A Sniper’s War is the story of a man known only as Deki whose anti-U.S. views led him to join the pro-Russian rebels in the Ukrainian conflict that began in 2014. New York City filmmaker Olya Schechter followed the Serbian sniper for the three years he was active in Ukraine.
Deki fought in the Kosovo war where he witnessed bombings of non-military targets he characterizes as NATO terrorism in Bosnia. He says “The United States is the most genocidal state in the world.” He’d done construction work to build the Olympic village for the 2014 games in Sochi but was compelled to go to Ukraine and fight when Ukraine separated politically from Russia. Since 2014 an on-and-off war has been simmering in eastern Ukraine. The combatants are government forces (supported by NATO) against Russian-backed separatists and they have fought each other to a standstill. 10,000 have died and the region is also suffering a humanitarian crisis as a result of the war.
Military bases and frontline battles were open to Shechter as she enjoyed an astonishing level of access once she’d earned Deki’s trust. She is either a complete badass or batshit crazy or both. She and her cinematographers walked into firefights and shelling attacks with camera in focus and recording, collecting hundreds of hours of footage to paint an intimate portrait of the complex and fascinating nature of Deki, the person, and the killer.
“He says ‘The United States is the most genocidal state in the world.'”
Deki admits snipers are emotionally twisted, though he seems to have adjusted well. He cautions against looking into the eyes of a target before pulling the trigger, as that will haunt you. The gun is a fetish. No one touches the rifle, not the next soldier, not Russian officers. Snipers build an aura around their reputation with signature shots and bullets. Deki is known as the best. Rivalries spill over online. One of the most fascinating moments comes when a sniper fighting for the Ukrainian government trolls Deki on the Russian social media platform VK. Deki shakes off the trash talk until his opponent threatens his family in Serbia and a sniper duel is scheduled to settle the matter. Schechter captures all this on film, including the results.
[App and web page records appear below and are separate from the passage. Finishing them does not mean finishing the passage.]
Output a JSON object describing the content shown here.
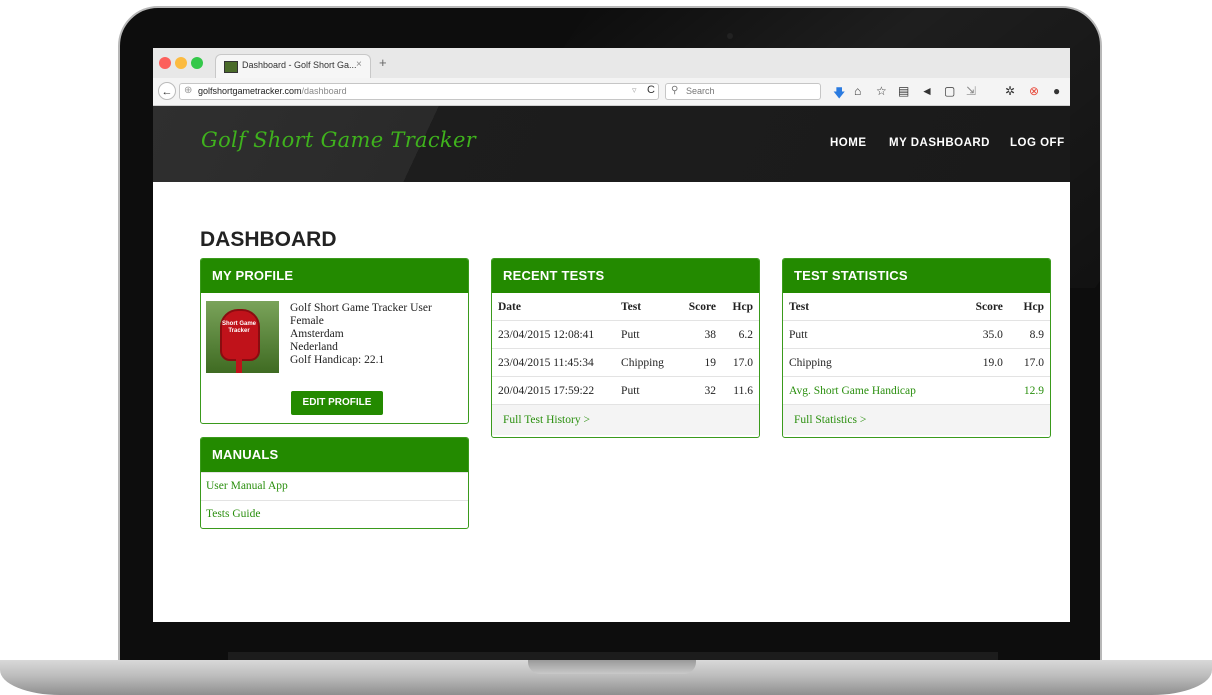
{
  "browser": {
    "tab_title": "Dashboard - Golf Short Ga...",
    "tab_close": "×",
    "new_tab": "+",
    "back": "←",
    "url_domain": "golfshortgametracker.com",
    "url_path": "/dashboard",
    "reload": "C",
    "search_placeholder": "Search",
    "toolbar_icons": [
      "download-icon",
      "home-icon",
      "bookmark-star-icon",
      "reading-list-icon",
      "send-icon",
      "screenshot-icon",
      "extension-icon",
      "settings-icon",
      "help-icon",
      "chat-icon"
    ]
  },
  "site": {
    "brand": "Golf Short Game Tracker",
    "nav": {
      "home": "HOME",
      "dashboard": "MY DASHBOARD",
      "logoff": "LOG OFF"
    }
  },
  "page": {
    "title": "DASHBOARD"
  },
  "profile": {
    "heading": "MY PROFILE",
    "image_label": "Short Game Tracker",
    "name": "Golf Short Game Tracker User",
    "gender": "Female",
    "city": "Amsterdam",
    "country": "Nederland",
    "handicap": "Golf Handicap: 22.1",
    "edit_button": "EDIT PROFILE"
  },
  "manuals": {
    "heading": "MANUALS",
    "items": [
      "User Manual App",
      "Tests Guide"
    ]
  },
  "recent_tests": {
    "heading": "RECENT TESTS",
    "columns": [
      "Date",
      "Test",
      "Score",
      "Hcp"
    ],
    "rows": [
      {
        "date": "23/04/2015 12:08:41",
        "test": "Putt",
        "score": "38",
        "hcp": "6.2"
      },
      {
        "date": "23/04/2015 11:45:34",
        "test": "Chipping",
        "score": "19",
        "hcp": "17.0"
      },
      {
        "date": "20/04/2015 17:59:22",
        "test": "Putt",
        "score": "32",
        "hcp": "11.6"
      }
    ],
    "footer_link": "Full Test History >"
  },
  "statistics": {
    "heading": "TEST STATISTICS",
    "columns": [
      "Test",
      "Score",
      "Hcp"
    ],
    "rows": [
      {
        "test": "Putt",
        "score": "35.0",
        "hcp": "8.9"
      },
      {
        "test": "Chipping",
        "score": "19.0",
        "hcp": "17.0"
      }
    ],
    "average": {
      "label": "Avg. Short Game Handicap",
      "hcp": "12.9"
    },
    "footer_link": "Full Statistics >"
  },
  "colors": {
    "accent": "#238a00",
    "brand_text": "#3fb21d",
    "header_bg": "#1d1d1d"
  }
}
He is a legend in Donetsk. He sees himself as a good person working for a righteous cause. More than that, he’s a Paladin sacrificing himself to defend the undefended. Introduced to a classroom, the kids look to him as a hero. Near the front lines where random shelling and sniper fire comes at night he visits an elderly woman looking after a disabled child and promises her he’ll do what he can to make the attacks stop. He is blessed by the Bishop at the Christian Orthodox church. They tell him he’s always welcome and pray for his safety. His ethics are iron-clad: he’s never killed an unarmed person.
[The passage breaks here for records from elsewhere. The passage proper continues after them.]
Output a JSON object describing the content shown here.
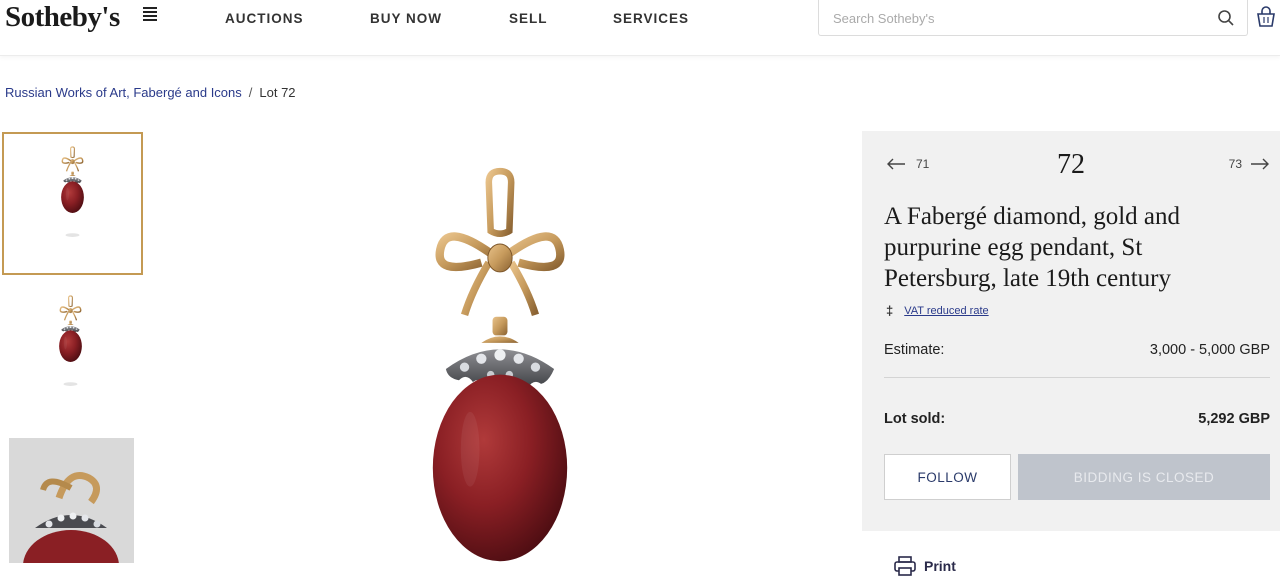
{
  "header": {
    "logo": "Sotheby's",
    "nav": [
      "AUCTIONS",
      "BUY NOW",
      "SELL",
      "SERVICES"
    ],
    "search_placeholder": "Search Sotheby's",
    "icons": [
      "search-icon",
      "bag-icon"
    ]
  },
  "breadcrumb": {
    "parent": "Russian Works of Art, Fabergé and Icons",
    "separator": "/",
    "current": "Lot 72"
  },
  "lot": {
    "prev": "71",
    "number": "72",
    "next": "73",
    "title": "A Fabergé diamond, gold and purpurine egg pendant, St Petersburg, late 19th century",
    "vat_label": "VAT reduced rate",
    "estimate_label": "Estimate:",
    "estimate_value": "3,000 - 5,000 GBP",
    "sold_label": "Lot sold:",
    "sold_value": "5,292 GBP",
    "follow_label": "FOLLOW",
    "bidding_label": "BIDDING IS CLOSED",
    "print_label": "Print"
  },
  "colors": {
    "accent_gold": "#c49a53",
    "link_blue": "#2a3a8a",
    "panel_bg": "#f1f1f1",
    "purpurine": "#8b1e24"
  }
}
“…asked about his skill with the rifle he smiles. ‘A little math, a little practice’… “
He’s quiet, no drama. “I saved hundreds of lives.” When asked to explain this he elaborates: “In a battle I go out first. I kill their snipers and gunners. If I don’t do my job hundreds of my men get killed.” This aspect of Deki’s mission parallels American Sniper, the biopic about Chris Kyle. They share the same ideals and ethics but Deki is pointed back this way.
He has given more thought to his morals, his life, the price he pays, and his place in the world than any American I know. He is not an extreme personality or a zealot. He’s not fit for society, but he’s not a sociopath. He reasons. He emotes. He empathizes. He’s ordered, following his logic relentlessly. These traits make him the most chillingly frightening killer imaginable. He’s not crazy and he does not miss. When asked about his skill with the rifle he smiles. “A little math, a little practice. I was good at physics.”
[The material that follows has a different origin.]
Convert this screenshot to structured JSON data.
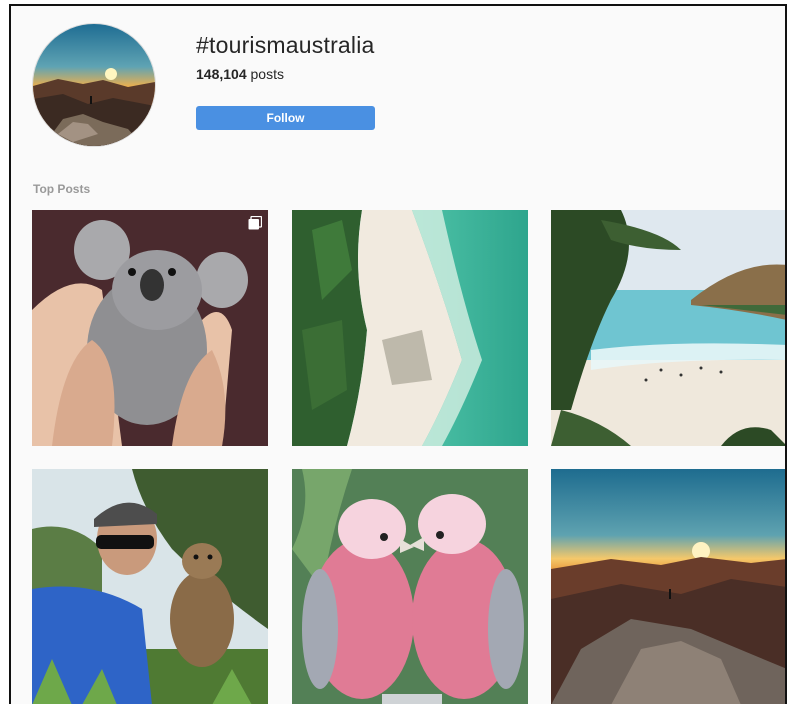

Schechter tried to keep politics out of it, telling the story of a man, not the story of a war. She decided the best way to do this was to let him speak. It took four edits to strike the right balance. The result is a stunning film that will knock you back in your seat and show you a wider world. It seems like an alternate universe that it’s hard to believe is only 5700 air miles from here, a 14-hour flight. It may make you question your worldview. We could say Deki was wrong, a cold-blooded assassin who kills without remorse and this makes him evil, except we also have snipers. Context at ground level is the whole story.
Screenings upcoming: February 23rd, Big Sky Film Festival and also at Missoula Hellgate Elks Lodge. The film will also screen on April 16th at the Moscow International Film Festival (where I’m guessing it will be a big hit!).
A Sniper’s War (2018) Directed by Olya Schechter.
9 out of 10